WASHINGTON — The U.S. Army is slowing its pursuit of a future ballistic missile interceptor to replace the Patriot family of missiles, but it is continuing to conduct research on a less expensive, more capable replacement in preparation to field a new missile down the road.

There’s no question a new interceptor — one that will have to keep up with higher performing radars and launchers — will be needed, Army officials told Defense News earlier this month. But the timing on when the Army plans to pursue a new missile has slipped by a year, according to a review of the service’s fiscal 2020 and fiscal 2021 budget request justification documents.

The Army laid out a plan in its FY20 budget request to spend $232.9 million for the program over the following five years.

The service planned to kick off the program in FY20, using $8 million to start a competitive selection of a future interceptor for its Integrated Air and Missile Defense System, the replacement for the Patriot air-and-missile defense system.

The service would conduct an analysis of alternatives in FY20 and planned to use other transaction authorities — a special contracting mechanism — to work on competitive concept developments.

The Army was due to make a materiel development decision in the second quarter of FY20, and would then take a year to conduct an analysis of alternatives. Then, the service would work on concepts over a two-and-a-half-year period, ending in the beginning of FY23. A competitive request for proposals would drop midway through FY22 with a competitive downselect in the second quarter of FY23, when the Army would also reach a technology maturation decision point.

But at the time of the plan, the service hadn’t chosen a future radar for its IAMD system and it has yet to field its Integrated Battle Command System, which is the brains of IAMD. IBCS has been delayed over the years, but is progressing through a limited user test. The service expects for it to reach initial operational capability in FY22.

The Army has since picked Raytheon to build prototypes for a new Lower-Tier Air-and-Missile Defense Sensor, or LTAMDS, to replace the Patriot radar, which the company also produces.

Now, according to Army FY21 budget documents, the service has pushed its plans by a year and has budgeted less than $40 million from FY21 through FY25 for the effort. The documents show the Army spent just $2 million in FY20 on the program and will spend roughly $8 million a year across the five year plan.

If the service follows its FY21 through FY25 plan as laid out in budget documents, it will make a materiel development decision in the second quarter of FY21 and kick off an analysis of alternatives, one that will be complete in the second quarter of FY22.

A request for proposals would be released in the first quarter of FY23 followed by a competitive downselect to a single vendor in the third quarter of FY24 and entry into a technology maturation phase.

Yet, Army officials didn’t clearly lay out a timeline to move forward on the program when pressed.

“We just made the full-rate production decision just in the last year or two,” on Patriot Advanced Capability-3 Missile Segment Enhancement missiles or PAC-3 MSE — the latest variant of the interceptor — said Brig. Gen. Brian Gibson, who is in charge of Army air-and-missile defense modernization. Gibson spoke to Defense News in its Space and Missile Defense Symposium Debrief Aug. 5.
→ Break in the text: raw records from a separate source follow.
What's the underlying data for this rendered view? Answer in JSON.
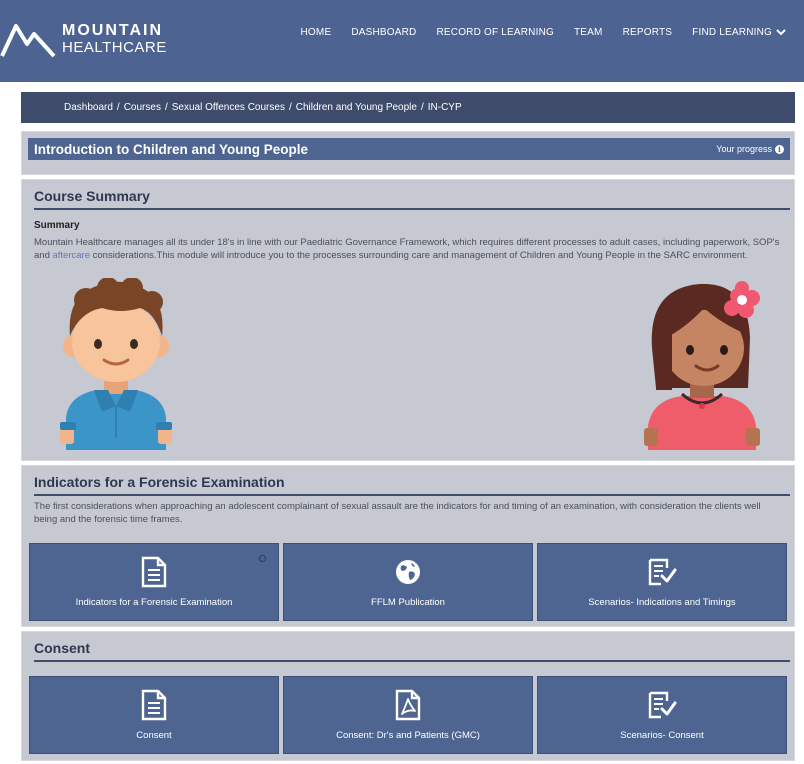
{
  "brand": {
    "line1": "MOUNTAIN",
    "line2": "HEALTHCARE"
  },
  "nav": [
    {
      "label": "HOME"
    },
    {
      "label": "DASHBOARD"
    },
    {
      "label": "RECORD OF LEARNING"
    },
    {
      "label": "TEAM"
    },
    {
      "label": "REPORTS"
    },
    {
      "label": "FIND LEARNING"
    }
  ],
  "breadcrumb": [
    "Dashboard",
    "Courses",
    "Sexual Offences Courses",
    "Children and Young People",
    "IN-CYP"
  ],
  "course": {
    "title": "Introduction to Children and Young People",
    "progress_label": "Your progress"
  },
  "summary": {
    "heading": "Course Summary",
    "subheading": "Summary",
    "text_before_link": "Mountain Healthcare manages all its under 18's in line with our Paediatric Governance Framework, which requires different processes to adult cases, including paperwork, SOP's and ",
    "link": "aftercare",
    "text_after_link": " considerations.This module will introduce you to the processes surrounding care and management of Children and Young People in the SARC environment."
  },
  "indicators": {
    "heading": "Indicators for a Forensic Examination",
    "text": "The first considerations when approaching an adolescent complainant of sexual assault are the indicators for and timing of an examination, with consideration the clients well being and the forensic time frames.",
    "tiles": [
      {
        "label": "Indicators for a Forensic Examination",
        "icon": "document-icon"
      },
      {
        "label": "FFLM Publication",
        "icon": "globe-icon"
      },
      {
        "label": "Scenarios- Indications and Timings",
        "icon": "checklist-icon"
      }
    ]
  },
  "consent": {
    "heading": "Consent",
    "tiles": [
      {
        "label": "Consent",
        "icon": "document-icon"
      },
      {
        "label": "Consent: Dr's and Patients (GMC)",
        "icon": "pdf-icon"
      },
      {
        "label": "Scenarios- Consent",
        "icon": "checklist-icon"
      }
    ]
  },
  "colors": {
    "header": "#4d6492",
    "breadcrumb": "#3e4b6b",
    "panel": "#c6c9d1",
    "tile": "#4e6491"
  }
}
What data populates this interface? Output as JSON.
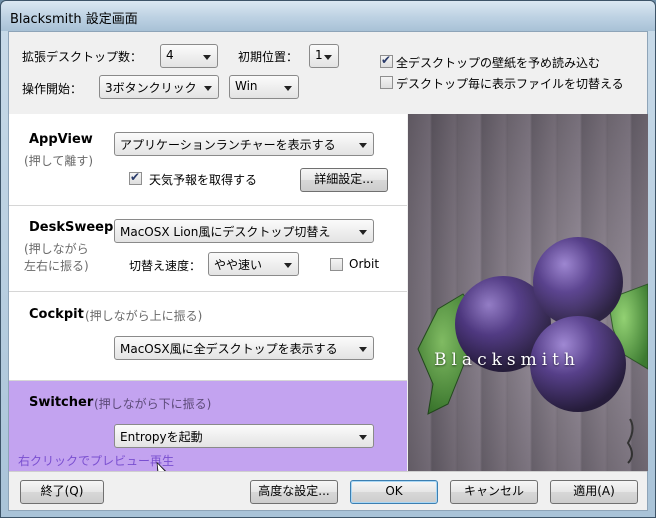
{
  "window": {
    "title": "Blacksmith 設定画面"
  },
  "top": {
    "desktops_label": "拡張デスクトップ数：",
    "desktops_value": "4",
    "initial_pos_label": "初期位置：",
    "initial_pos_value": "1",
    "op_start_label": "操作開始：",
    "op_start_value": "3ボタンクリック",
    "op_key_value": "Win",
    "preload_label": "全デスクトップの壁紙を予め読み込む",
    "preload_checked": true,
    "switchfile_label": "デスクトップ毎に表示ファイルを切替える",
    "switchfile_checked": false
  },
  "appview": {
    "name": "AppView",
    "sub": "(押して離す)",
    "action_value": "アプリケーションランチャーを表示する",
    "weather_label": "天気予報を取得する",
    "weather_checked": true,
    "detail_button": "詳細設定..."
  },
  "desksweep": {
    "name": "DeskSweep",
    "sub1": "(押しながら",
    "sub2": "左右に振る)",
    "action_value": "MacOSX Lion風にデスクトップ切替え",
    "speed_label": "切替え速度：",
    "speed_value": "やや速い",
    "orbit_label": "Orbit",
    "orbit_checked": false
  },
  "cockpit": {
    "name": "Cockpit",
    "sub": "(押しながら上に振る)",
    "action_value": "MacOSX風に全デスクトップを表示する"
  },
  "switcher": {
    "name": "Switcher",
    "sub": "(押しながら下に振る)",
    "action_value": "Entropyを起動",
    "hint": "右クリックでプレビュー再生"
  },
  "image": {
    "brand_text": "Blacksmith"
  },
  "buttons": {
    "exit": "終了(Q)",
    "advanced": "高度な設定...",
    "ok": "OK",
    "cancel": "キャンセル",
    "apply": "適用(A)"
  },
  "colors": {
    "switcher_highlight": "#c3a3f0",
    "hint_text": "#7a4fd0"
  }
}
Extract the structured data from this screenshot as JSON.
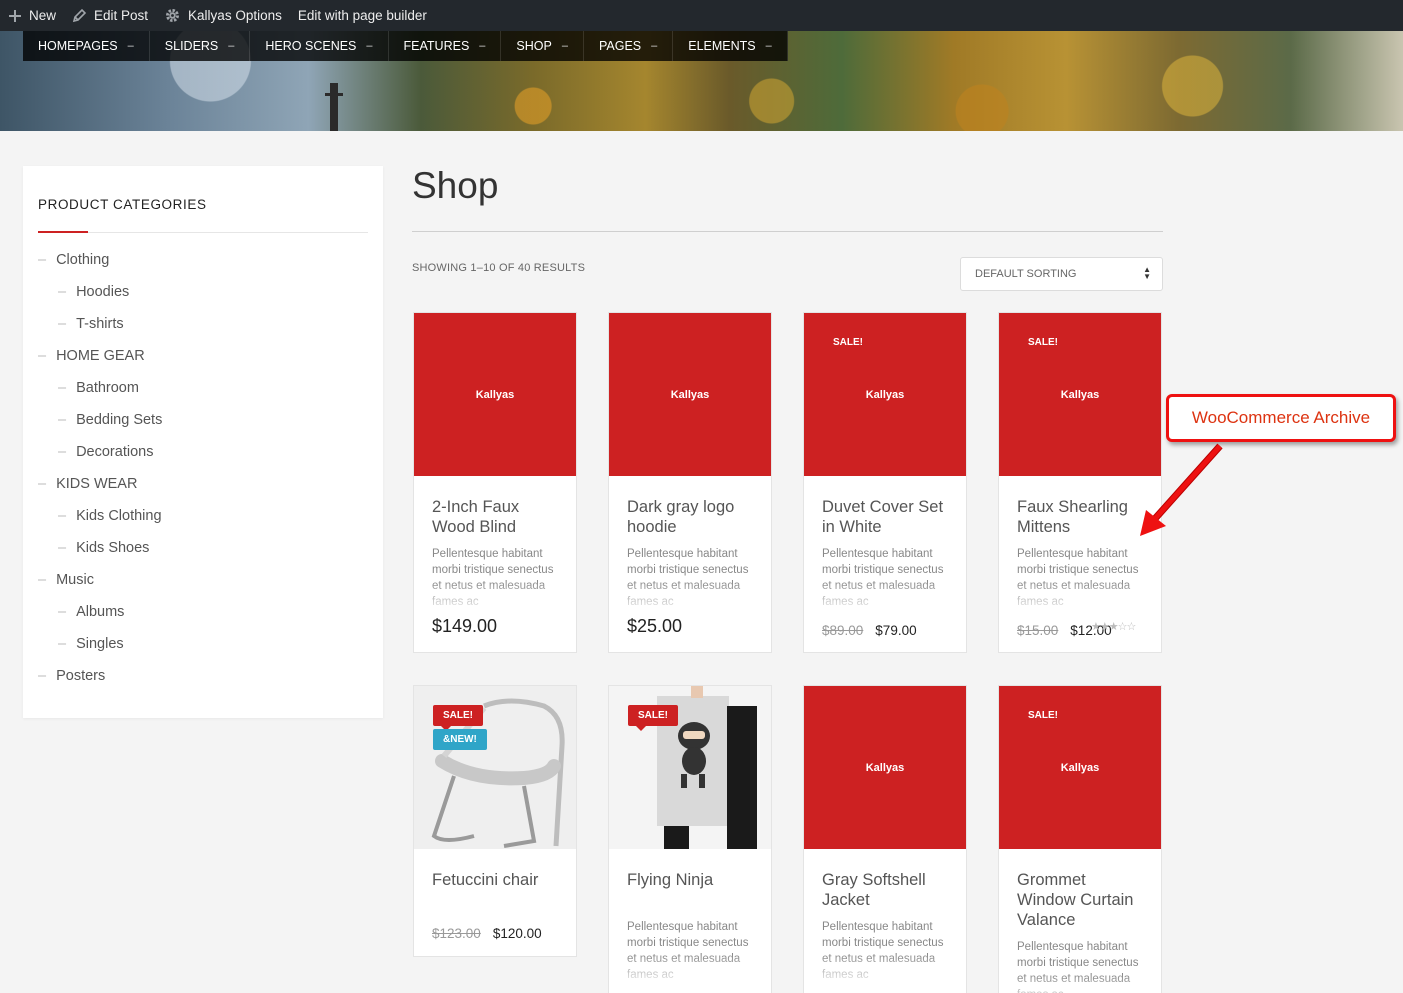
{
  "adminbar": {
    "new": "New",
    "edit_post": "Edit Post",
    "options": "Kallyas Options",
    "page_builder": "Edit with page builder"
  },
  "nav": [
    {
      "label": "HOMEPAGES"
    },
    {
      "label": "SLIDERS"
    },
    {
      "label": "HERO SCENES"
    },
    {
      "label": "FEATURES"
    },
    {
      "label": "SHOP"
    },
    {
      "label": "PAGES"
    },
    {
      "label": "ELEMENTS"
    }
  ],
  "sidebar": {
    "title": "PRODUCT CATEGORIES",
    "categories": [
      {
        "label": "Clothing",
        "level": 0
      },
      {
        "label": "Hoodies",
        "level": 1
      },
      {
        "label": "T-shirts",
        "level": 1
      },
      {
        "label": "HOME GEAR",
        "level": 0
      },
      {
        "label": "Bathroom",
        "level": 1
      },
      {
        "label": "Bedding Sets",
        "level": 1
      },
      {
        "label": "Decorations",
        "level": 1
      },
      {
        "label": "KIDS WEAR",
        "level": 0
      },
      {
        "label": "Kids Clothing",
        "level": 1
      },
      {
        "label": "Kids Shoes",
        "level": 1
      },
      {
        "label": "Music",
        "level": 0
      },
      {
        "label": "Albums",
        "level": 1
      },
      {
        "label": "Singles",
        "level": 1
      },
      {
        "label": "Posters",
        "level": 0
      }
    ]
  },
  "shop": {
    "title": "Shop",
    "result_count": "SHOWING 1–10 OF 40 RESULTS",
    "sorting": "DEFAULT SORTING"
  },
  "products": [
    {
      "name": "2-Inch Faux Wood Blind",
      "image_text": "Kallyas",
      "desc": "Pellentesque habitant morbi tristique senectus et netus et malesuada fames ac",
      "price": "$149.00"
    },
    {
      "name": "Dark gray logo hoodie",
      "image_text": "Kallyas",
      "desc": "Pellentesque habitant morbi tristique senectus et netus et malesuada fames ac",
      "price": "$25.00"
    },
    {
      "name": "Duvet Cover Set in White",
      "image_text": "Kallyas",
      "badge": "SALE!",
      "desc": "Pellentesque habitant morbi tristique senectus et netus et malesuada fames ac",
      "old_price": "$89.00",
      "new_price": "$79.00"
    },
    {
      "name": "Faux Shearling Mittens",
      "image_text": "Kallyas",
      "badge": "SALE!",
      "desc": "Pellentesque habitant morbi tristique senectus et netus et malesuada fames ac",
      "old_price": "$15.00",
      "new_price": "$12.00"
    },
    {
      "name": "Fetuccini chair",
      "badge": "SALE!",
      "badge2": "&NEW!",
      "old_price": "$123.00",
      "new_price": "$120.00"
    },
    {
      "name": "Flying Ninja",
      "badge": "SALE!",
      "desc": "Pellentesque habitant morbi tristique senectus et netus et malesuada fames ac"
    },
    {
      "name": "Gray Softshell Jacket",
      "image_text": "Kallyas",
      "desc": "Pellentesque habitant morbi tristique senectus et netus et malesuada fames ac"
    },
    {
      "name": "Grommet Window Curtain Valance",
      "image_text": "Kallyas",
      "badge": "SALE!",
      "desc": "Pellentesque habitant morbi tristique senectus et netus et malesuada fames ac"
    }
  ],
  "annotation": "WooCommerce Archive",
  "colors": {
    "accent": "#cd2122",
    "new_badge": "#2fa5c8",
    "annotation": "#e11111"
  }
}
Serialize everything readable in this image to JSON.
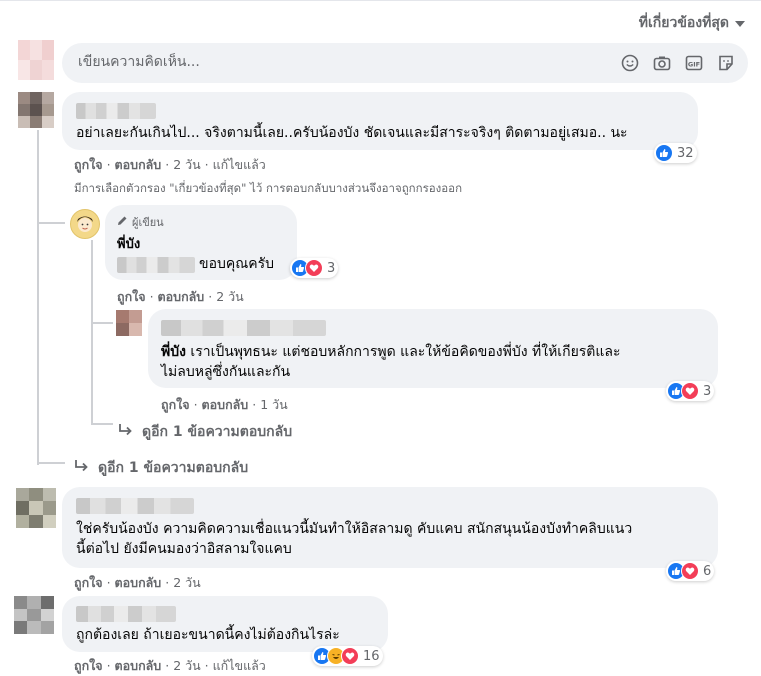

“So even though it feels like they’ve been out there a long time, in some cases, the oldest ones have,” Gibson said, “we’ve just, as a department, made full-rate decisions in our recent past.”

Additionally, he argued, the Army is still working through what its future IAMD system will deliver and there are still undetermined factors at play that need to be figured out before the service could proceed on a new interceptor program.

“Part of those discussions, and the why on the timing ... are influenced by several factors,” Gibson said. “One of those is, in the past, our Patriot system, our radars, limited our missile performance. Our missiles were more capable than what our radars could allow them to perform.”

With a new LTAMDS sensor, “we take that constraint away in the future,” Gibson noted. He added that how LTAMDS performs will also “inform the speed and the necessity for how quickly we should pull forward, if we do the next missile.”

“But at some point,” he added, “threats evolve and those things so there’s absolutely going to be a need to develop a new missile.”

Gibson stressed that cost is going to play an important part in how the service chooses its next interceptor. Current missiles are roughly $3 million each and have been used to take out exponentially less expensive targets like $100 commercially purchased drones.

At the same time, Gibson said, “our missiles in the future have to evolve to greater altitudes, greater speed, greater maneuverability and the combination of those three things depend a whole lot on what sensors see and when they see it, but it also depends on the physical kinematics and design of our missiles. They need to operate in concert.”

And IBCS could provide a way to totally decouple launchers and radars on a battlefield and connect best sensors to best shooters to carry out defensive missions that no longer require a radar and a launcher to be co-located, according to Gibson. This means launchers could be positioned away from a radar and that could drive range considerations and other capabilities needed in a new interceptor.

Another factor will be how threats evolve in the coming years, he added.

Maj. Gen. Robert Rasch, the Army’s program executive officer for missiles and space, argued, in a separate media engagement Aug. 5, that evolving threats may be the biggest driver for when and how a future interceptor is pursued.

For now, the Army is keeping the effort in the early research phase “of what’s the art of the possible,” Gibson said.